If you are keen to understand more of the merits of white balance setting, check out our video tutorial here comparing different white balance settings.

the title slide of a white balance video tutorial

You Can Adjust your Drive Motor

The drive motor of your camera is basically just how quickly your camera takes repeat photos, back-to-back.  In other words, your drive motor is a way of telling your camera how many photos-per-second you want, otherwise known as Frames Per Second, or FPS.  The faster the drive motor, the more photos it will take when holding down your shutter button.

Why would you want to increase or decrease this?

Well, for starters, if you are photographing wildlife, you will want a fast drive motor so that you can capture many photos per second.  The difference between fractions of a second can result in a photo with the animal in perfect position (e.g., looking at the camera) or a photo where the eyes are completely closed (which is not really ideal with most wildlife photography).

a brown bear in coastal alaska looks up from the grasses a brown bear looks to the side exhibiting small catch light in its eye

On full-auto mode, you generally cannot change your drive motor, so you’re usually stuck with something pretty luke warm…not fast and not slow.

But would you ever want to shoot on a slow drive motor, so that you only get one shot every time you click the shutter?  Absolutely!

If you are photographing landscapes, which are usually not changing from moment to moment, setting your camera on a slow drive motor is fantastic for reducing the number of duplicate photos you have to sort through.  Otherwise, if you keep your camera on a moderately fast (like full-auto) or very fast (like when you are photographing wildlife) you may wind up with 8 identical photos of the same mountain scene—not ideal.

dramatic photo of jagged mountain peaks and clouds in antarctica

You Can Use your Exposure Compensation Tool

This is by far the most important setting unavailable to you in full-auto, yet instantly available in P-mode.  Basically this allows you to, with the click of a wheel, increase or decrease how bright a photo turns out to be.  If you dial your wheel to the positive side, you can lighten a photo, and if you dial it to the negative side, you can darken it.

This is wildly helpful when you are in challenging lighting scenarios, but equally helpful when you simply wish to be creative with your photography, like emphasizing beams of light, or creating moody photos.  Also, it can help isolate your subject when your subject is in the shadows, yet the surrounding brush is normally lit, like in the below tiger photo.

an adult tiger photographed through the brush in Ranthambore

I simply cannot say enough good things about exposure compensation.  It’s such a useful tool, and again, on P-mode, you don’t have to mess with aperture, shutter speed or ISO…the camera still does all this for you!  You simply tell it if you want the photo lighter or darker.

Many Other Custom Settings Become Available

Cameras these days are essentially miniature computers and with each year and camera generation that goes by, they are equipped with more and more tools within that computer.

As a result, by remaining on full-auto, you are effectively ignoring what could be a wildly valuable tool for you to use.  While the above examples are those that are tried and true, newer cameras have some extraordinary features you may wish to dabble with, such as advanced focus tracking, as well as some astounding video capabilities.
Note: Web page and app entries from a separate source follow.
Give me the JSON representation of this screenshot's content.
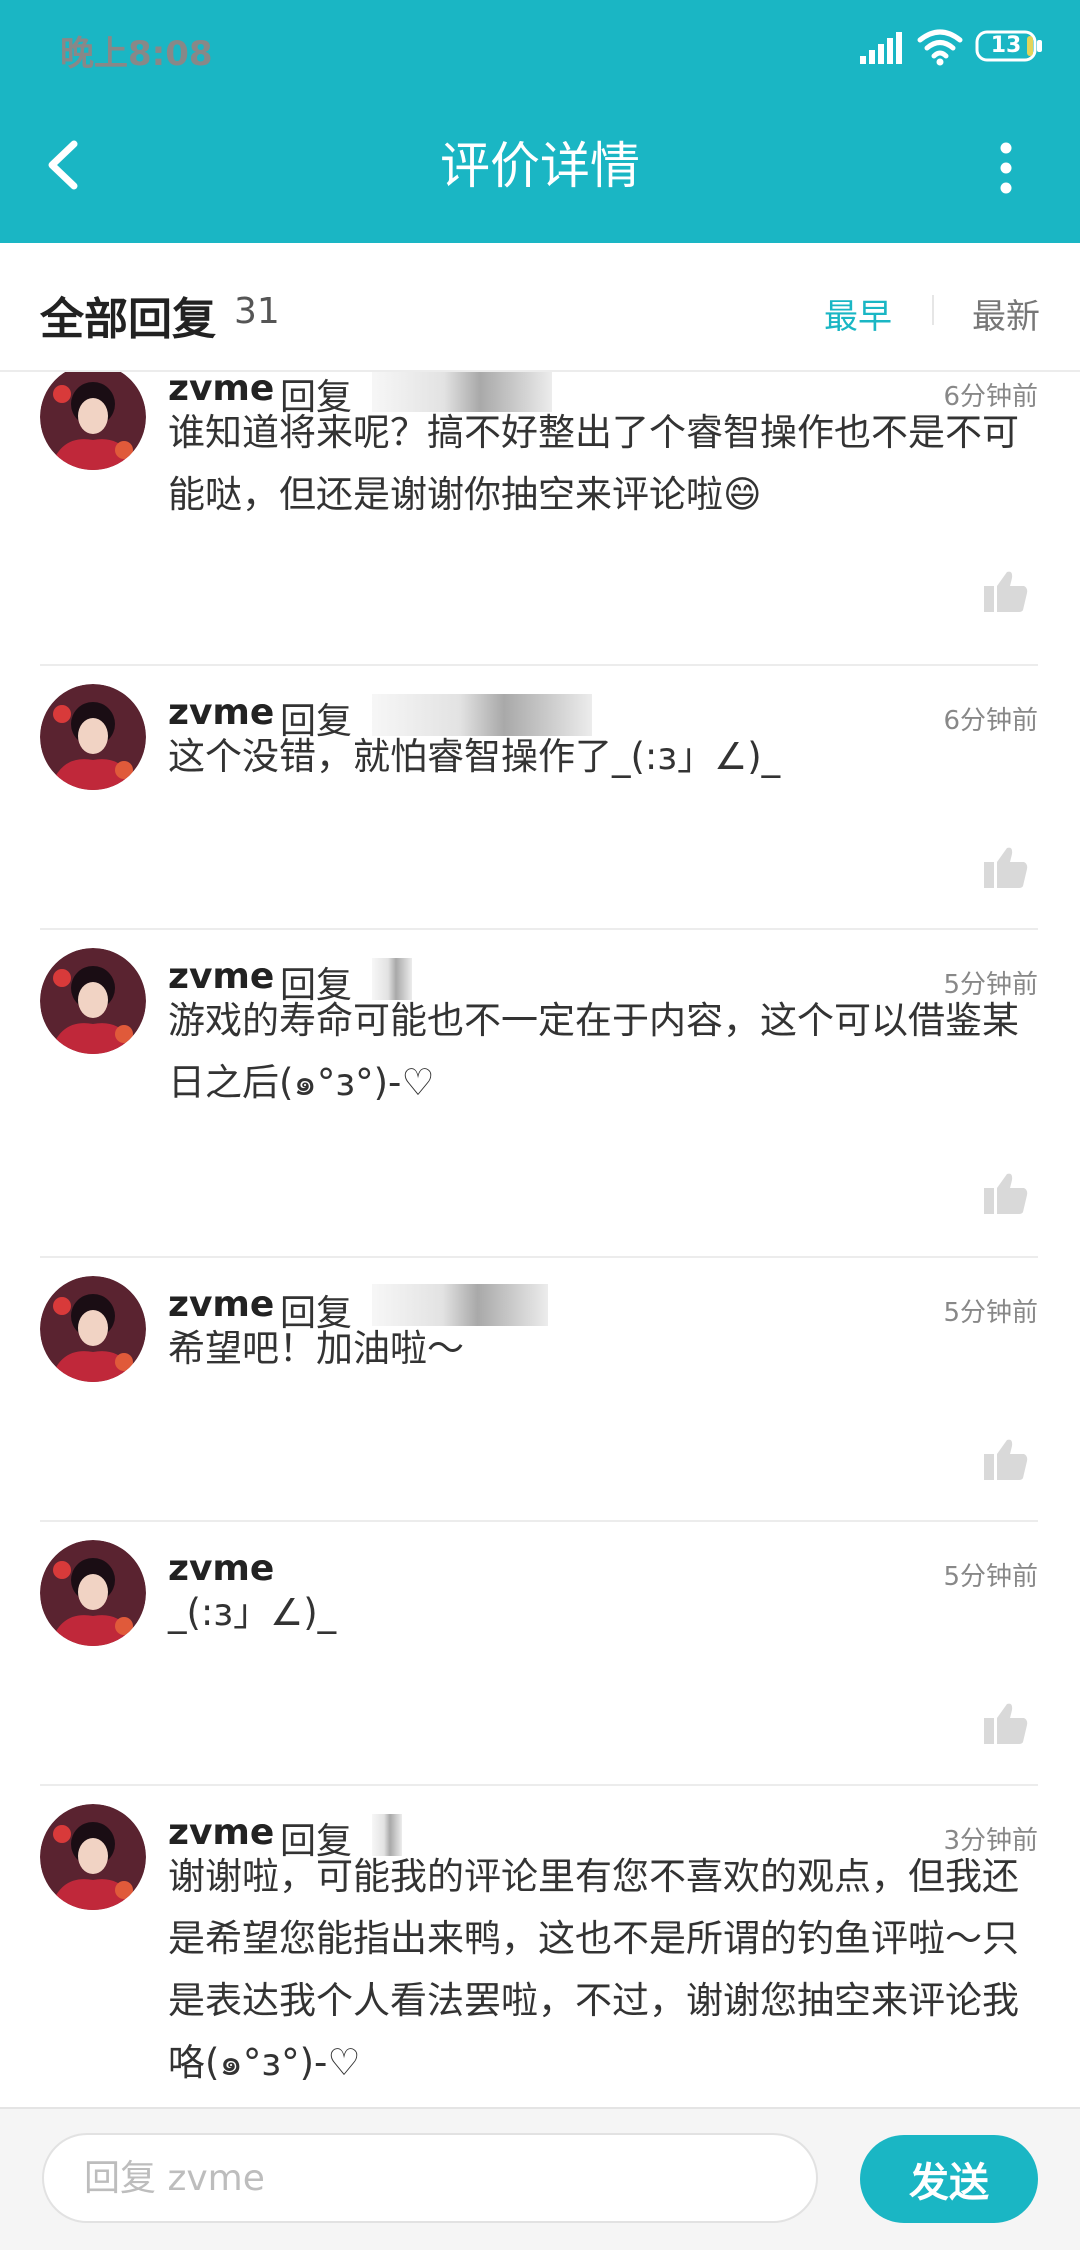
{
  "status_bar": {
    "time": "晚上8:08",
    "battery": "13"
  },
  "app_bar": {
    "title": "评价详情",
    "back_icon": "back-arrow-icon",
    "more_icon": "more-vertical-icon"
  },
  "filter": {
    "heading": "全部回复",
    "count": "31",
    "sort_oldest": "最早",
    "sort_newest": "最新"
  },
  "replies": [
    {
      "user": "zvme",
      "reply_word": "回复",
      "time": "6分钟前",
      "text": "谁知道将来呢？搞不好整出了个睿智操作也不是不可能哒，但还是谢谢你抽空来评论啦😄"
    },
    {
      "user": "zvme",
      "reply_word": "回复",
      "time": "6分钟前",
      "text": "这个没错，就怕睿智操作了_(:з」∠)_"
    },
    {
      "user": "zvme",
      "reply_word": "回复",
      "time": "5分钟前",
      "text": "游戏的寿命可能也不一定在于内容，这个可以借鉴某日之后(๑°з°)-♡"
    },
    {
      "user": "zvme",
      "reply_word": "回复",
      "time": "5分钟前",
      "text": "希望吧！加油啦～"
    },
    {
      "user": "zvme",
      "reply_word": "",
      "time": "5分钟前",
      "text": "_(:з」∠)_"
    },
    {
      "user": "zvme",
      "reply_word": "回复",
      "time": "3分钟前",
      "text": "谢谢啦，可能我的评论里有您不喜欢的观点，但我还是希望您能指出来鸭，这也不是所谓的钓鱼评啦～只是表达我个人看法罢啦，不过，谢谢您抽空来评论我咯(๑°з°)-♡"
    }
  ],
  "reply_bar": {
    "placeholder": "回复 zvme",
    "send_label": "发送"
  },
  "colors": {
    "accent": "#1ab6c4"
  }
}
Again, the message here is that full-auto might be easy and a great starting point, but switching to P-mode doesn’t change anything unless you tell it to.

The brilliance here is that you can, within your comfort zone, begin exploring different settings one-by-one.  For instance, maybe on your next nature photography adventure you’ll experiment with exposure compensation (recommended as a starting point) and wait on the rest.  And then once you master exposure compensation, perhaps you think about setting your focus zone or white balance.

Again, you can do all this one-by-one, and none of these are available to even change when on full-auto.

P-mode for the win!

Go forward and give it a shot,

Court Whelan Signature